Excerpts from an interface dataset:
+-------+
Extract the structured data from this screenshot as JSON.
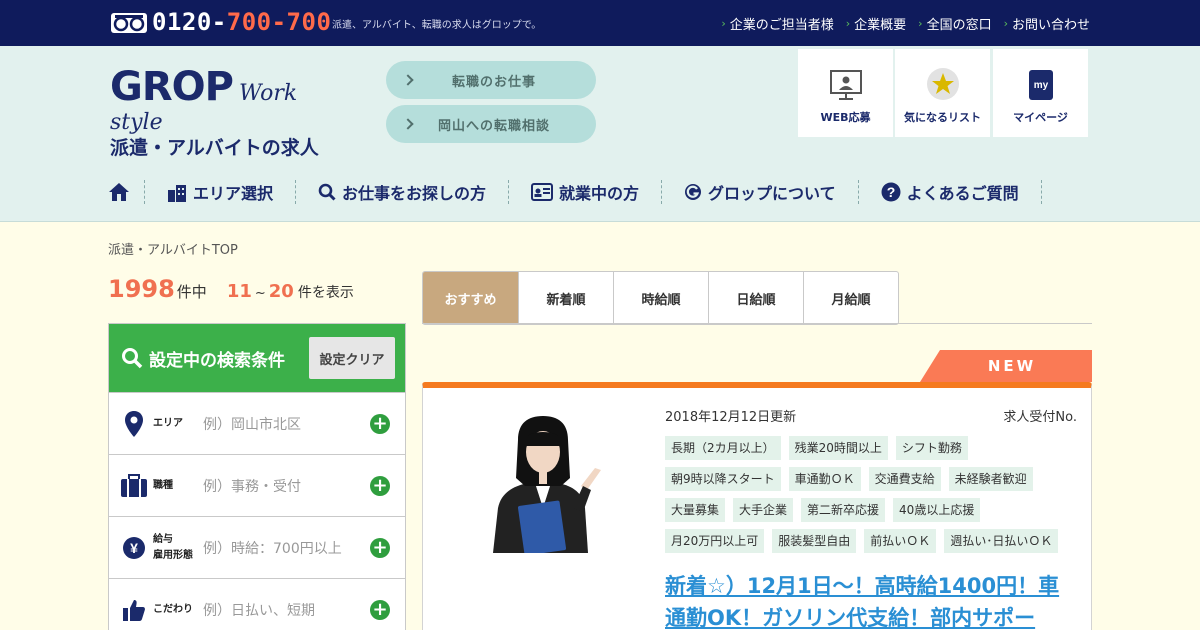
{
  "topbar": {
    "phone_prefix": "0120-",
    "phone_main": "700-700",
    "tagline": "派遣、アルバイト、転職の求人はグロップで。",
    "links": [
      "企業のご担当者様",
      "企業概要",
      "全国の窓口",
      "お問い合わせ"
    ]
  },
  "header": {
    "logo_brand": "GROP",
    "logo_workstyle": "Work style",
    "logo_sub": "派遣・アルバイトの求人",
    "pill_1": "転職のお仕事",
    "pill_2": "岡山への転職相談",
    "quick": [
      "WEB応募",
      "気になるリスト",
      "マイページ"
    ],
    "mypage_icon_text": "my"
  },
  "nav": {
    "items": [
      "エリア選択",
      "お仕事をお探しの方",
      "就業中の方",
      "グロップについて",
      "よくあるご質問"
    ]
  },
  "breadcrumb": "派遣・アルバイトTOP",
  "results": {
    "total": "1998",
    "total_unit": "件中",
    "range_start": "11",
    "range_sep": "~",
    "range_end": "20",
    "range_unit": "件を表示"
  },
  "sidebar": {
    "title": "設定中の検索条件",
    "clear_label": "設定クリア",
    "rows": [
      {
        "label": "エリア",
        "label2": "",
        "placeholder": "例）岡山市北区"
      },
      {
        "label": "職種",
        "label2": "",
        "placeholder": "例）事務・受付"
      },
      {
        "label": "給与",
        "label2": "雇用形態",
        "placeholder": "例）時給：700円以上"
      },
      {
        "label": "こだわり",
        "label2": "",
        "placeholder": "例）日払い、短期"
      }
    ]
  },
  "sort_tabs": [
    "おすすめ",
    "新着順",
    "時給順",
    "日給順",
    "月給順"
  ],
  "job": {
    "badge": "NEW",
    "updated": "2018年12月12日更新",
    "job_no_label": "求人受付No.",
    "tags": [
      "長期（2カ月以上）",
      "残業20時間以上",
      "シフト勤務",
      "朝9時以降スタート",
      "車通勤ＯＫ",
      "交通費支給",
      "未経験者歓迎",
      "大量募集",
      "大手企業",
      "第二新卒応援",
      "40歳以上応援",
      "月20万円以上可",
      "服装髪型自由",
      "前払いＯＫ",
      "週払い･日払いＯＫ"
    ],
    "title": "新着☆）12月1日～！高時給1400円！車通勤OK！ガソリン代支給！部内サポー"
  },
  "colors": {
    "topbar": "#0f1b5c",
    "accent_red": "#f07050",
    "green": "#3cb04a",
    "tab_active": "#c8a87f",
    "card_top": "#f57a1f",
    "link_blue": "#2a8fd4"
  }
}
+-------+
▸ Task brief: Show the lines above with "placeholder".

▸ Problem solution:
        "placeholder": "例）岡山市北区"
        "placeholder": "例）事務・受付"
        "placeholder": "例）時給：700円以上"
        "placeholder": "例）日払い、短期"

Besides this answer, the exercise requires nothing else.